JNE/JNZ Jump not equal/zero ZF = 0
JL/JNGE Jump less than/not greater than or = (SF xor OF) = 1
JNL/JGE Jump not less than/greater than or = (SF xor OF) = 0
JG/JNLE Jump greater than/not less than or = ((SF xor OF) or ZF) = 0
JNG/JLE Jump not greater than/ less than or = ((SF xor OF) or ZF) = 1
JB/JNAE Jump below/not above or equal CF = 1
JNB/JAE Jump not below/above or equal CF = 0
JA/JNBE Jump above/not below or equal (CF or ZF) = 0
JNA/JBE Jump not above/ below or equal (CF or ZF) = 1
JS Jump on sign (jump negative) SF = 1
JNS Jump on not sign (jump positive) SF = 0
JO Jump on overflow OF = 1
JNO Jump on no overflow OF = 0
JP/JPE Jump parity/parity even PF = 1
JNP/JPO Jump no parity/parity odd PF = 0
JCXZ Jump on CX = 0 ---
35. More Assembler Directives
ASSUME Tells the assembler what segments to use.
SEGMENT Defines the segment name and specifies that the
code that follows is in that segment.
ENDS End of segment
ORG Originate or Origin: sets the location counter.
END End of source code.
NAME Give source module a name.
DW Define word
DB Define byte.

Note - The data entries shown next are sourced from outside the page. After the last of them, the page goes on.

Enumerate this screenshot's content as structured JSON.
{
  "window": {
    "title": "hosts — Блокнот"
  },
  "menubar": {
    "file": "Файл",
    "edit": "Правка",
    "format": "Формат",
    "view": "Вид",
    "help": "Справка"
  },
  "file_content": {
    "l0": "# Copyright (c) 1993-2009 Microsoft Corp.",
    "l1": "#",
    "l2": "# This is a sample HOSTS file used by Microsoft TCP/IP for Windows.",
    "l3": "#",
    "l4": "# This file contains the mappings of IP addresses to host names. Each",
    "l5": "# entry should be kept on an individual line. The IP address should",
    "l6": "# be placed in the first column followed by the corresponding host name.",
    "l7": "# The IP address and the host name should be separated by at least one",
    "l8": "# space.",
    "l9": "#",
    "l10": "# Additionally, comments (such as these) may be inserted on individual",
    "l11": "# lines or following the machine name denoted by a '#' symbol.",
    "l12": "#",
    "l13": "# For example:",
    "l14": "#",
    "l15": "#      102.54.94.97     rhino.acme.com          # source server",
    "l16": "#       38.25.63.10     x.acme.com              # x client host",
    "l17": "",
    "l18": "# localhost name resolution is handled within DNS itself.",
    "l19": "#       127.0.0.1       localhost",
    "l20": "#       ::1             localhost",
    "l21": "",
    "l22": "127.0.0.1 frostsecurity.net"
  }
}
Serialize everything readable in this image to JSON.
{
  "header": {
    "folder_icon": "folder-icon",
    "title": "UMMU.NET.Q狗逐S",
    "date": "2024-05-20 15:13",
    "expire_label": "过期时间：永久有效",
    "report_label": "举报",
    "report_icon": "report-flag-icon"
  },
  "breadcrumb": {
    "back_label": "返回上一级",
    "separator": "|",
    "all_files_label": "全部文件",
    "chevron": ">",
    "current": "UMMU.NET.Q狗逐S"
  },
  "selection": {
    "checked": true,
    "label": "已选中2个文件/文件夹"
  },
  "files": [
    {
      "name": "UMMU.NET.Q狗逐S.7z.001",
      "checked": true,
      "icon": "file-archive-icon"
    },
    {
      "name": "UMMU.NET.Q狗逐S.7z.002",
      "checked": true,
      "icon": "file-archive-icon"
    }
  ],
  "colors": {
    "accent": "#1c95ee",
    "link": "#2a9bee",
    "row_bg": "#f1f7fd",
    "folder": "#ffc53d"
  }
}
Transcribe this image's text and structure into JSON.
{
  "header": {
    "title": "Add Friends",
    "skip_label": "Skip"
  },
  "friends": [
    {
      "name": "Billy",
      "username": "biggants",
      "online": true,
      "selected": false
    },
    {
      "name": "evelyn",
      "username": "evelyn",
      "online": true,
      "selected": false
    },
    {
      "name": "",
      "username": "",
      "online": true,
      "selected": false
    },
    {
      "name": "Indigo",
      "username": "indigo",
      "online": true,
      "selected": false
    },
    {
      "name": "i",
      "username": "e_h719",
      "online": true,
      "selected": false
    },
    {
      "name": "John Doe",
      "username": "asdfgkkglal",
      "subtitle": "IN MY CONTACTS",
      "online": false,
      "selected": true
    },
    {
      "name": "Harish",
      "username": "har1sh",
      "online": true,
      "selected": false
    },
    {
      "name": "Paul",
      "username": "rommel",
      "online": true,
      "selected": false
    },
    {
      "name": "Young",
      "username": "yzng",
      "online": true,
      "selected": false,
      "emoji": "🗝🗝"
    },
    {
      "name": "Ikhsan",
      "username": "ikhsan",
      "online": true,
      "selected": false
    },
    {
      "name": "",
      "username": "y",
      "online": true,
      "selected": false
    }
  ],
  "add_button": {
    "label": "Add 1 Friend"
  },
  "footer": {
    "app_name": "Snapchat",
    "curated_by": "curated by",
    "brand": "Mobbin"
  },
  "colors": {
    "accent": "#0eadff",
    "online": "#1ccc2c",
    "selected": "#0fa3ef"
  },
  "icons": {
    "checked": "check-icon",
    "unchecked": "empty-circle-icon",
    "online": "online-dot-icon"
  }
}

EQU Equate or equivalence
LABEL Assign current location count to a symbol.
$ Current location count